Breathe easy; choosing the right air purifier for your home or office just got a whole lot simpler. Designed to help reduce airborne particulates such as pollen, smoke, pet dander, dust and mold spores and aid in scoring a better night's sleep, the guide to finding the perfect air purifier is right under your nose.

Air Purifiers

What should you consider first in selecting an air purifier?

To begin, the terms air purifier or air cleaner mean the same thing. Familiarize yourself with the following 6 factors when purchasing a freestanding single room unit or a freestanding, whole-house machine to help you select the unit that best fits your needs.

  • Type of removal technology
  • Type of filter
  • Air change/Efficiency rate (ACH)
  • Clean Air Delivery Rate (CADR)
  • Room size

What do you really need to know about these 6 factors?

Type of removal/air cleaning technology
There are four primary types of air cleaning technology to choose from:
  • a. mechanical filtering
  • b. electrostatic air cleaners
  • c. ion generators
  • d. hybrid systems

The goal of each system is primarily the same: clean the air by reducing particles caused by pollution, interior fumes, smoking, dust, pollens, allergens and air borne irritants.

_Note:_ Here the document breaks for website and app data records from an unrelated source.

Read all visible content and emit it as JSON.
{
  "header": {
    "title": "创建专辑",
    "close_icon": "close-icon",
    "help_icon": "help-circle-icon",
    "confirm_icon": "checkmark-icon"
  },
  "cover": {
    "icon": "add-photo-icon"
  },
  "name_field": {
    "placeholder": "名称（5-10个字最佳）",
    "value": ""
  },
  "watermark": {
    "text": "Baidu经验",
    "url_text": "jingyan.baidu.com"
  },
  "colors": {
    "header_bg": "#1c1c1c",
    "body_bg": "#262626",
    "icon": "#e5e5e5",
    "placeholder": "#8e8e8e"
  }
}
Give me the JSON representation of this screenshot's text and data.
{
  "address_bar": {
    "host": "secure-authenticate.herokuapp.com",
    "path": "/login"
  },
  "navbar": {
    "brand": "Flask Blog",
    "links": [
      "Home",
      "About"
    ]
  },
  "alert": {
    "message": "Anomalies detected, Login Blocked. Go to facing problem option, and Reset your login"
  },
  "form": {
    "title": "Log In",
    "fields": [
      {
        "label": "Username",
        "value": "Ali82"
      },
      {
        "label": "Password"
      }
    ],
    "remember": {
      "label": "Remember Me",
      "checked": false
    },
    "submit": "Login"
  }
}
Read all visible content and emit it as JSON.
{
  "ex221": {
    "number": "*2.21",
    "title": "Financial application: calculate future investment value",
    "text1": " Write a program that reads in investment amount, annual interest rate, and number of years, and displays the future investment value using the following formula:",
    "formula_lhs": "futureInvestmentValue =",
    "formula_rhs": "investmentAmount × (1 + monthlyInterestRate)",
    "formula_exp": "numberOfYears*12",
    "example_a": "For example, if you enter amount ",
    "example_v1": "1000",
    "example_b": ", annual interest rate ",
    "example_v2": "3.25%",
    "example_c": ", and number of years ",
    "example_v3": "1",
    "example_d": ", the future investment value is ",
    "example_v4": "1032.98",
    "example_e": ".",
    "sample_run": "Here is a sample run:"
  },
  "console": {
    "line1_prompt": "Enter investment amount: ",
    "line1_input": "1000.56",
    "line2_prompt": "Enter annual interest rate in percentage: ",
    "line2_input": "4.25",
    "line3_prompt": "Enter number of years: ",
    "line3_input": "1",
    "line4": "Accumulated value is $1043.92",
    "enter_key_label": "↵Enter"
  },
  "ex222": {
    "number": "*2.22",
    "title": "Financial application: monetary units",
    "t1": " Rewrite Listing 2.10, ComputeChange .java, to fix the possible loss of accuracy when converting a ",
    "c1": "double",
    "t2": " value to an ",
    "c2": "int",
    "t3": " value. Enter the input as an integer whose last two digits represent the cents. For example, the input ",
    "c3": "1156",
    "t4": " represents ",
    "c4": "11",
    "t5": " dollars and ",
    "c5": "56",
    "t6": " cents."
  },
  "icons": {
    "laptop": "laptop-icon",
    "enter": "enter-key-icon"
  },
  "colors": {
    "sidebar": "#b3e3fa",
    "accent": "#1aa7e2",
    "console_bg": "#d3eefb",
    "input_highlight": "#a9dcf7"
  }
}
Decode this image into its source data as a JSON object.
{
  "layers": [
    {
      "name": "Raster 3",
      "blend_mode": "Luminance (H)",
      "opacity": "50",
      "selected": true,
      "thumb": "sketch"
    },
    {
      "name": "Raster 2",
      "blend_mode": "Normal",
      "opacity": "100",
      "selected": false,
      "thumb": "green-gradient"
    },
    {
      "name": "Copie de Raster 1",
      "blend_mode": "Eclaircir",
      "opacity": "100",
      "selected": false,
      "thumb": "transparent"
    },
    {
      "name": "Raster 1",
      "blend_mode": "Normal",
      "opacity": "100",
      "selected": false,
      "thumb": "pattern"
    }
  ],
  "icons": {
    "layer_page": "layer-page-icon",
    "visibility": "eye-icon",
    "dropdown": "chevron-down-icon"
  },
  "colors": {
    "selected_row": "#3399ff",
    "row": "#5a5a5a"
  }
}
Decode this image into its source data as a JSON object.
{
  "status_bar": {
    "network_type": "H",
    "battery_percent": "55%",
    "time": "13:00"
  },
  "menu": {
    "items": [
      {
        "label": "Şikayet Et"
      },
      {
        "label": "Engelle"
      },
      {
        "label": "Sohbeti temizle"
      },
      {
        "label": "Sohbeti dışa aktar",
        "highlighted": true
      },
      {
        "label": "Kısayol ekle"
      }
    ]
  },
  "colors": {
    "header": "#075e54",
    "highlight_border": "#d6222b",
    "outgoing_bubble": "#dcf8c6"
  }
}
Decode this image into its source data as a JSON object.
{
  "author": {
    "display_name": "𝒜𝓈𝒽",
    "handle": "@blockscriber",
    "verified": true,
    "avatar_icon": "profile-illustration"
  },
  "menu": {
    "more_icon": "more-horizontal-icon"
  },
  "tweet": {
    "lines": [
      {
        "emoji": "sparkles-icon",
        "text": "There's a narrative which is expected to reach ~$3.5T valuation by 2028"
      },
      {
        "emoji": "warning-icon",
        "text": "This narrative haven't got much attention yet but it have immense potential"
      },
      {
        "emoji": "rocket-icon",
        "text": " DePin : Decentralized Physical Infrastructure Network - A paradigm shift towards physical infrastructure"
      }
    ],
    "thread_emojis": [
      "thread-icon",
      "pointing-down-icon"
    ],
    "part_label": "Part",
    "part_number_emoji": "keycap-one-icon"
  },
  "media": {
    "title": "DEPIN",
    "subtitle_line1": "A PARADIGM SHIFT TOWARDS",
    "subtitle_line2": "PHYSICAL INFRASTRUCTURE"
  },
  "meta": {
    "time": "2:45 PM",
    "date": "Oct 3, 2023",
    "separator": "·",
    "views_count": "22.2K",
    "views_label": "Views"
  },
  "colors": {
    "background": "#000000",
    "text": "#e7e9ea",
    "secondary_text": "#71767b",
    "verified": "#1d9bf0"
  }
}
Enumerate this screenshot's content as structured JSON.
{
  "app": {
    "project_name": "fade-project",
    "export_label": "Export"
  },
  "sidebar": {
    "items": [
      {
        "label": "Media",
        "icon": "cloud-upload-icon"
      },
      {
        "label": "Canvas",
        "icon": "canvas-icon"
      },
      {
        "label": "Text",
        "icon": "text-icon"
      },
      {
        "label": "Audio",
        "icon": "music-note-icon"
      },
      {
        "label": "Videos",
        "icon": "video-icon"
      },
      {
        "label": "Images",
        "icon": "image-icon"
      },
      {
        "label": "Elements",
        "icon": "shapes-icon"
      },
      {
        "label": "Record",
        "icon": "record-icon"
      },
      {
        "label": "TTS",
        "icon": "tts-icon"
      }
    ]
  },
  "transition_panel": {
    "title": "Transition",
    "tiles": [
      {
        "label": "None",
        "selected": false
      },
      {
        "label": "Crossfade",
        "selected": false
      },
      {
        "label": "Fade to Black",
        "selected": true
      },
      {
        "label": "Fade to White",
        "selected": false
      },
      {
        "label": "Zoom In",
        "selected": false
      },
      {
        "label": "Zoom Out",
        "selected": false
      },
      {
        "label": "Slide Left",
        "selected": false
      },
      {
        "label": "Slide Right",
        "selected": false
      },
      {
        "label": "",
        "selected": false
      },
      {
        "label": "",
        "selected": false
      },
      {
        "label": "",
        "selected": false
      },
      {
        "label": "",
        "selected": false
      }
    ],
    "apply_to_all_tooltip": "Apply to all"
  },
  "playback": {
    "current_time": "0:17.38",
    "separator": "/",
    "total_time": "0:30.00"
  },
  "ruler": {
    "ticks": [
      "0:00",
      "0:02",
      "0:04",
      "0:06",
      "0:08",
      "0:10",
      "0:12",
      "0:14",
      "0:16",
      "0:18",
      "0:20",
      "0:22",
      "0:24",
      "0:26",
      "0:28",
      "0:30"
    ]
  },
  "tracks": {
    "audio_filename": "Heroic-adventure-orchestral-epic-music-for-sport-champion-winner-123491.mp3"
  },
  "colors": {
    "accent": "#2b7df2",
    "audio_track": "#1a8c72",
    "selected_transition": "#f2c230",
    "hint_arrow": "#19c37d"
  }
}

Type of filter
One of the biggest differences between the purifiers is the type of filter that is used. You will want to be aware of the three types.

HEPA (High Efficiency Particulate Air):
This filter removes high amounts of dust, as well as animal dander, pollen and dust mites. True HEPA is certified 99.97% efficient, so look for a model with True HEPA certification. It is important to note that most HEPA filters must be changed annually. Be sure to check on the cost of replacement, or choose a model that can be cleaned and reused.

ULPA (Ultra Low Penetration Air, or Ultra HEPA Filter):
This filter removes 99.97% of dust, pollen, mold, bacteria and airborne particles and is best for removing even the smallest particulates.

CHARCOAL OR CARBON:
Charcoal or carbon filters work to remove larger particles such as those from smoke and odors. These types of filters are often featured as a pre-filter combined with HEPA or ULPA.

Air change/Efficiency rate (ACH)
The ACH rate, or Air Change per Hour, indicates how many times the air purifier will clean the room's air during the course of one hour. For example, 2 ACH means the air will be cleaned every 30 minutes, while 4 ACH means it will be cleaned every 15 minutes. The highest ACH rate is 6; or six complete cleanses per hour.
Clean Air Delivery Rate (CADR)
Now, while the ACH measures how frequently the air will be cleaned, the CADR, or Clean Air Delivery Rate, indicates the volume and speed at which particles will be filtered. Consider purchasing a purifier with a CADR rating that is at least equal to two-thirds of the room size (i.e., a 120 square foot room would require a cleaner with a minimum of 80 CADR rating).
Room Size
While CADR gives you a good rating to work with, it is often advisable to select a model that is meant to work in an area slightly larger than the actual room size you will be placing the air purifier in.